News is information about events that have occurred, are occurring, or will occur in the near future. It can be in the form of text, video or audio. It is usually written for publication in newspapers, magazines or radio and broadcast on television. It may be factual or fictional. It may also be serious or humorous. Its purpose is to inform, educate or entertain its readers, listeners or viewers.
What is considered newsworthy depends on the society in which you live. It can also vary according to the audience of a particular news outlet. For example, national newspapers will generally have a larger audience than local ones. They will therefore cover events that affect a wider population, including international matters like crises and wars. However, they will still cover local issues that are important to the residents of a particular country or region, such as local sporting events and other major events like elections.
Essentially, news is anything that has happened, is happening or will happen which is interesting, significant or worthy of attention. This can be a person, an event or a trend. It is generally believed that human interest is the main driver of news but this is not necessarily the case. Non-human interests can also make news such as weather, animals and plants, pollution, earthquakes, volcanic eruptions or cyclones.
News also serves as a watchdog, exposing corruption and unethical behaviour by individuals and organisations. It can also highlight different opinions and perspectives on a particular issue, which helps people to understand complex problems and make informed decisions.
It is generally accepted that news should be accurate, although it must also be engaging and interesting. It should provide a sense of urgency and be accessible to its audience. It should also be easy to read and understand, and should not contain too much technical detail or jargon.
When writing a news article, start by identifying the key players and their roles in the story. This will help you to determine the main points of the story and who is the best person to quote. Remember to always credit your sources. Once you have all your facts gathered, brainstorm an engaging headline which will grab the reader’s attention. It should be short, snappy and encapsulate the main point of the story.
Once the headline is written, you can begin to write the news article. This should be based on the five Ws of journalism: who, what, where, when and why. It is helpful to map out a timeline of the events to ensure that all relevant details are included. You should also use the five s of writing: sentence length, spelling, tenses, words per sentence and paragraph structure.

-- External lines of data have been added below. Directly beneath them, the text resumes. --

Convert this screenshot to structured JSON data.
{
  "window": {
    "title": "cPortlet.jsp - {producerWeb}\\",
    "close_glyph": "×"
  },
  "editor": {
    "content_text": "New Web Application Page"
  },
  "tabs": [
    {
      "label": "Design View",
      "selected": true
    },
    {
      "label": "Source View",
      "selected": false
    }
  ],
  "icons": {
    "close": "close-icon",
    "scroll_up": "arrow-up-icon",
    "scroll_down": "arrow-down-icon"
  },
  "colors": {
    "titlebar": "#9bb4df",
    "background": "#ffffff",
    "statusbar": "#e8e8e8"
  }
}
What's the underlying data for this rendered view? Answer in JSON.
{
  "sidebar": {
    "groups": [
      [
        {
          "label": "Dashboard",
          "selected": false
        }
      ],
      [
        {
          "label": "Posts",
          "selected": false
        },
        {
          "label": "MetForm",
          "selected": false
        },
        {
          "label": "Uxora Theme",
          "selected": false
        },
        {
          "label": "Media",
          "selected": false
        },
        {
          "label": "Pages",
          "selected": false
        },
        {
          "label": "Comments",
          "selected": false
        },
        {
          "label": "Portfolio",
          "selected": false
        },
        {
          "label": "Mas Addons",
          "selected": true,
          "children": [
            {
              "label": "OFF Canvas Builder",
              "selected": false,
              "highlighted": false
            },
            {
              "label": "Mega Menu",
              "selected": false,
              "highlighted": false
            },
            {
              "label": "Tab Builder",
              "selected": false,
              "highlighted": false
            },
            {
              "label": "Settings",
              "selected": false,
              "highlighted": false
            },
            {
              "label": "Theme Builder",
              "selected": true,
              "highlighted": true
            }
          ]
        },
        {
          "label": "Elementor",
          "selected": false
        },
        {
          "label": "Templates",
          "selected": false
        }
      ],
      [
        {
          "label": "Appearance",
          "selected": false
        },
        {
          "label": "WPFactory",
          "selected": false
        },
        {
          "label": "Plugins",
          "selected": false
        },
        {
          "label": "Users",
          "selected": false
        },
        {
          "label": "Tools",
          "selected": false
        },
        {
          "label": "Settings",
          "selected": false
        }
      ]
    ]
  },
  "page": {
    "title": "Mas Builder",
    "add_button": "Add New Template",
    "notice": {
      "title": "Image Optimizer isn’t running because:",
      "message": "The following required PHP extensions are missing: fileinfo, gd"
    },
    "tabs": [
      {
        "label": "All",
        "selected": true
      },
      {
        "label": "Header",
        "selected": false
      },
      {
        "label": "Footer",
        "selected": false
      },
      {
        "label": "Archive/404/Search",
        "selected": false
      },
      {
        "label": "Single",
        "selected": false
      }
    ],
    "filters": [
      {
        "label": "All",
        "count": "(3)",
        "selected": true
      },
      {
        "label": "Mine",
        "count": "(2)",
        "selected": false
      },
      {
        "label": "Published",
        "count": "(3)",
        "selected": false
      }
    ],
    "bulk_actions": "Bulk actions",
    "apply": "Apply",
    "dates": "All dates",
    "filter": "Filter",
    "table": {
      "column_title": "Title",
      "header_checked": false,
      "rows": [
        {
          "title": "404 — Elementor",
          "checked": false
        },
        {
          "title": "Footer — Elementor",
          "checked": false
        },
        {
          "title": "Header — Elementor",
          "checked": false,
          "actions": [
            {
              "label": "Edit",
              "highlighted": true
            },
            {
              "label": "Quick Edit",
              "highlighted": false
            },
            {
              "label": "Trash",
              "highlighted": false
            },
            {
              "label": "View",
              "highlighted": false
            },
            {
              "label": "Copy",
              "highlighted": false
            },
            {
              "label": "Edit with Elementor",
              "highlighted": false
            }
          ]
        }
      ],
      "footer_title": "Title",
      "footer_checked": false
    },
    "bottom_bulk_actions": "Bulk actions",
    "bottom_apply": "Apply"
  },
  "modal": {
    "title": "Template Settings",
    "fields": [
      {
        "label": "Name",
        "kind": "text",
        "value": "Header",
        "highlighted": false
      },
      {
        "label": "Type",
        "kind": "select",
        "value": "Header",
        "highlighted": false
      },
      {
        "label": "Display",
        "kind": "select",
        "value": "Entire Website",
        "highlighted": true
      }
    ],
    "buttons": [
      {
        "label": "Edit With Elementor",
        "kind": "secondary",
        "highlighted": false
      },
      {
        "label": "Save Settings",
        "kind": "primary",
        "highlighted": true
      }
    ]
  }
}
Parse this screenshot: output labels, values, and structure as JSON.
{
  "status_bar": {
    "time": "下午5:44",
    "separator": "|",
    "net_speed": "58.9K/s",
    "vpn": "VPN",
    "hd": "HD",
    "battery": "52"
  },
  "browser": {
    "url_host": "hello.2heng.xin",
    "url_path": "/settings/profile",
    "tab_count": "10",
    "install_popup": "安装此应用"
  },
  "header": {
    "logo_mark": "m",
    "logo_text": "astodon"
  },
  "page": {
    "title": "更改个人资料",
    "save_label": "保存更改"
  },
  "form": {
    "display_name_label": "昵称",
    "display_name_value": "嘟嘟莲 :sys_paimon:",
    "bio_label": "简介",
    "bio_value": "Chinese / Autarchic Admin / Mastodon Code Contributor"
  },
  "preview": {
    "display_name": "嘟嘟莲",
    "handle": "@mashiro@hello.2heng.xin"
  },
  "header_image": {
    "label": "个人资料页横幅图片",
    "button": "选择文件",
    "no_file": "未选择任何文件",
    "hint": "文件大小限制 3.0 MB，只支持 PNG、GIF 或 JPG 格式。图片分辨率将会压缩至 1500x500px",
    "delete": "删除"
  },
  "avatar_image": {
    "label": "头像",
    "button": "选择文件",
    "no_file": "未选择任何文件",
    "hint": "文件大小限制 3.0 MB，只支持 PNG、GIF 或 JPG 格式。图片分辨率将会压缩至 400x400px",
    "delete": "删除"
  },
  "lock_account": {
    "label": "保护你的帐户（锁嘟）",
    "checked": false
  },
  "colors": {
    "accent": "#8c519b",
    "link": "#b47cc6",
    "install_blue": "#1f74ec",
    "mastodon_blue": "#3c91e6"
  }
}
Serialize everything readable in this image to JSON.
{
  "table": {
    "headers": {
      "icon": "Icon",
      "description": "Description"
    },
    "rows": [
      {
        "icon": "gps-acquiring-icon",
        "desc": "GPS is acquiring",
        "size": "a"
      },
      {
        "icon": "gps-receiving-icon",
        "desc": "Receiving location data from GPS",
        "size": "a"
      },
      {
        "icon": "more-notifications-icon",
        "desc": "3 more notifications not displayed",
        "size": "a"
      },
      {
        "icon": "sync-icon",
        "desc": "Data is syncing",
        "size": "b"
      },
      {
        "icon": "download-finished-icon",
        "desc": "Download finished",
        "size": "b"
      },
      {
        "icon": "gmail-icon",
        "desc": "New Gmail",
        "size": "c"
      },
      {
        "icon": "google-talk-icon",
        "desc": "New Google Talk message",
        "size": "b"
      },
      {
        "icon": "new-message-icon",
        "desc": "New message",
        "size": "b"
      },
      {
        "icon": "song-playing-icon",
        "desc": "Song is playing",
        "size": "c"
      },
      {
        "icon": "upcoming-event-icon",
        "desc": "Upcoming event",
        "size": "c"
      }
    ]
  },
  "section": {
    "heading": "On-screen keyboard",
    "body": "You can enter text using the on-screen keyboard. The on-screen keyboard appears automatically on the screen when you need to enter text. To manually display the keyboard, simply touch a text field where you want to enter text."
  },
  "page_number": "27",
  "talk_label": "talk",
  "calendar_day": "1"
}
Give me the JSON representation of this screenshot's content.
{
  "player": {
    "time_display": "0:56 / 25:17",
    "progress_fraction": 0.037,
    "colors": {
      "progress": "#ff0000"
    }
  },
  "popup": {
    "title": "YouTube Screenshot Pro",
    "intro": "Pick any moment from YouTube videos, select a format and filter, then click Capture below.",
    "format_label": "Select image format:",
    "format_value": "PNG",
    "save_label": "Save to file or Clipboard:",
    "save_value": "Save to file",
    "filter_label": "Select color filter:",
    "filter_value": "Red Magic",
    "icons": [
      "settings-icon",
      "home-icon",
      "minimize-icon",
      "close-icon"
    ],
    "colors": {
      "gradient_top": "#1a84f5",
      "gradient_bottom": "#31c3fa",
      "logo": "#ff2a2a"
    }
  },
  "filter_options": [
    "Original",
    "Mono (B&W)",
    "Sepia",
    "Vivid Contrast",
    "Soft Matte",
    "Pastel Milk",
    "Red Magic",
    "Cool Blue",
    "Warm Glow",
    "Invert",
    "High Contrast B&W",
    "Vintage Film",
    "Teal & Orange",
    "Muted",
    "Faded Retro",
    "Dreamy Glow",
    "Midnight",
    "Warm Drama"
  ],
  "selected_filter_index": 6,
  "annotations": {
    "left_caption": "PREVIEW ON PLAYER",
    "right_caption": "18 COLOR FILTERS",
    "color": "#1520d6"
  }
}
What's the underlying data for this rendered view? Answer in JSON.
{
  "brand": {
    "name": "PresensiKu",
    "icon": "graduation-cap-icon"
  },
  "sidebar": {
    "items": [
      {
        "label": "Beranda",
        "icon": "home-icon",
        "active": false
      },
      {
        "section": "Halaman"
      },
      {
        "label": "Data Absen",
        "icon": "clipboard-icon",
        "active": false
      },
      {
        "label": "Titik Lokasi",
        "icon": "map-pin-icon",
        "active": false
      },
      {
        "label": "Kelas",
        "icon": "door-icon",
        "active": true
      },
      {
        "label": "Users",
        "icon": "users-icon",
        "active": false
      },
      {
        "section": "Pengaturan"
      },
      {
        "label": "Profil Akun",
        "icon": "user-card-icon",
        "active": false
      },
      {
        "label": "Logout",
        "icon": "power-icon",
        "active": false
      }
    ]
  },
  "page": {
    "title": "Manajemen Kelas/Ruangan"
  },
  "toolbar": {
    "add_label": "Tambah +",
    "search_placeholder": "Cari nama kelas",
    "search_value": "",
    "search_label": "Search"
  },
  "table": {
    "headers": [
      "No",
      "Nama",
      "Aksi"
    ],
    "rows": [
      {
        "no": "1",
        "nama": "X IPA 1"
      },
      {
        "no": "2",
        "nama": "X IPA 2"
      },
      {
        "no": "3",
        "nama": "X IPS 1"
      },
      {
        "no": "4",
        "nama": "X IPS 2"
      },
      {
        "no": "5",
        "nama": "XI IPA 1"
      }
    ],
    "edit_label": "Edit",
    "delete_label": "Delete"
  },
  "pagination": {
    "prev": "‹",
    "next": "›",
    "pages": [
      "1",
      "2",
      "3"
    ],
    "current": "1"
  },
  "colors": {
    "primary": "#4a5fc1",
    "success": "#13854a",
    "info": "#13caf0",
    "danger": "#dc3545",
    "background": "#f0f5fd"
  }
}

Lastly, don’t forget to include any background information or expert opinion that will add value to the article. This can be done by adding quotations or using a table or graph to illustrate a particular point. You can also include links to any websites or other publications that may be of interest to your readers.